When I realized that I am not James Thurber and never would be, I stayed at the bar too long, had too much to drink and wound my way home to unwind. In my diminished state, I hung my hat on my wife and kissed the hat rack before collapsing next to the bed.
The bed promptly fell.
The next morning, to my disappointment, I did not find my ex-wife looming over me atop a bookcase. This is, in part, due to the fact that I have only been married once but this scarcely softened the blow.
At breakfast, my actual only wife refused to intimidate me with snide comments despite my not-so-subtle urgings. She even made me coffee and kissed me at the door before I went to work. The dog failed to look at me dolefully from a corner and instead came up and licked me. That was devastating.
I didn’t really want to go to work. I’d have preferred an endless series of dinner parties and social gatherings, something with more suitable possibilities for exploring the human condition. But I haven’t been to such gathering since the 1940s, decades before I was born.

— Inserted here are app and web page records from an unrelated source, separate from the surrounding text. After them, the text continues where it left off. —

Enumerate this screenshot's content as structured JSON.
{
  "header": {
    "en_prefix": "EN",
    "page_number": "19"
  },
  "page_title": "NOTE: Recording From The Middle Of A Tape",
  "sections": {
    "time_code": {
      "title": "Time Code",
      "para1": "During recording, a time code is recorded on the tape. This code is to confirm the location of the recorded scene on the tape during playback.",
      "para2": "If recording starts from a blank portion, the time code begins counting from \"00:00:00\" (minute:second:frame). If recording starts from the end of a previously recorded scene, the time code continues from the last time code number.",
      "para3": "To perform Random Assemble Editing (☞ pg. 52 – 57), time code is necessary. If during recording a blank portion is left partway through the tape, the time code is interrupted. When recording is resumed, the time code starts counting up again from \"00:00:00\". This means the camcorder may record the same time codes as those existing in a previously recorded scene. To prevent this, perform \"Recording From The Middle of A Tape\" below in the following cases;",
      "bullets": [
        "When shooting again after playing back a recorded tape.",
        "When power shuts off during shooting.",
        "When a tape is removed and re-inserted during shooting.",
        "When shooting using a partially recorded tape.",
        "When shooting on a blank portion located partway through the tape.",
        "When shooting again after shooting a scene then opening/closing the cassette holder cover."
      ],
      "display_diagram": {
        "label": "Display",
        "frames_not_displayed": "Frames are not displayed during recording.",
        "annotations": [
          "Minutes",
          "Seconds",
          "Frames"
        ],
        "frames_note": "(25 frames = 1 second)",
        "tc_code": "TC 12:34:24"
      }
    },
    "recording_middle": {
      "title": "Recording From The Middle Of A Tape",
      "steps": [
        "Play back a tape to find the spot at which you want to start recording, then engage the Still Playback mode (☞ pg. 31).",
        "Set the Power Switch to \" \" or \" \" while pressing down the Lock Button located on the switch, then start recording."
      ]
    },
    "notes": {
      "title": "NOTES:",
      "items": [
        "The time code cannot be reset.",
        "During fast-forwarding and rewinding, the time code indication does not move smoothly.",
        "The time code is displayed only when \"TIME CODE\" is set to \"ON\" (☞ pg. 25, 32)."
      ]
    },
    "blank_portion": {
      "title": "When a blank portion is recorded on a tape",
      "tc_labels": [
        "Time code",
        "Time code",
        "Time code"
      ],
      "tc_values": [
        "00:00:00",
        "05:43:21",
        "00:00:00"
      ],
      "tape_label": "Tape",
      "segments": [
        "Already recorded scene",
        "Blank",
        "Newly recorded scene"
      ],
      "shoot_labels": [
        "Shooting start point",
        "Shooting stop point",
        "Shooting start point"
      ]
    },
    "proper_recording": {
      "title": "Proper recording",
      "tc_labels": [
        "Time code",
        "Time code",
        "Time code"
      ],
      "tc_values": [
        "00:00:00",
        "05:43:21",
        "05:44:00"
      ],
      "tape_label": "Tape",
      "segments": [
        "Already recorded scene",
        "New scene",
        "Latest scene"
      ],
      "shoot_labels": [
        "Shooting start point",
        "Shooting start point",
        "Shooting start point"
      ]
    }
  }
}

I’ve had enough. I’m leaving for Africa to search for Dr. Millmoss who, rumor has it, was consumed by a piano-shaped hippopotamus.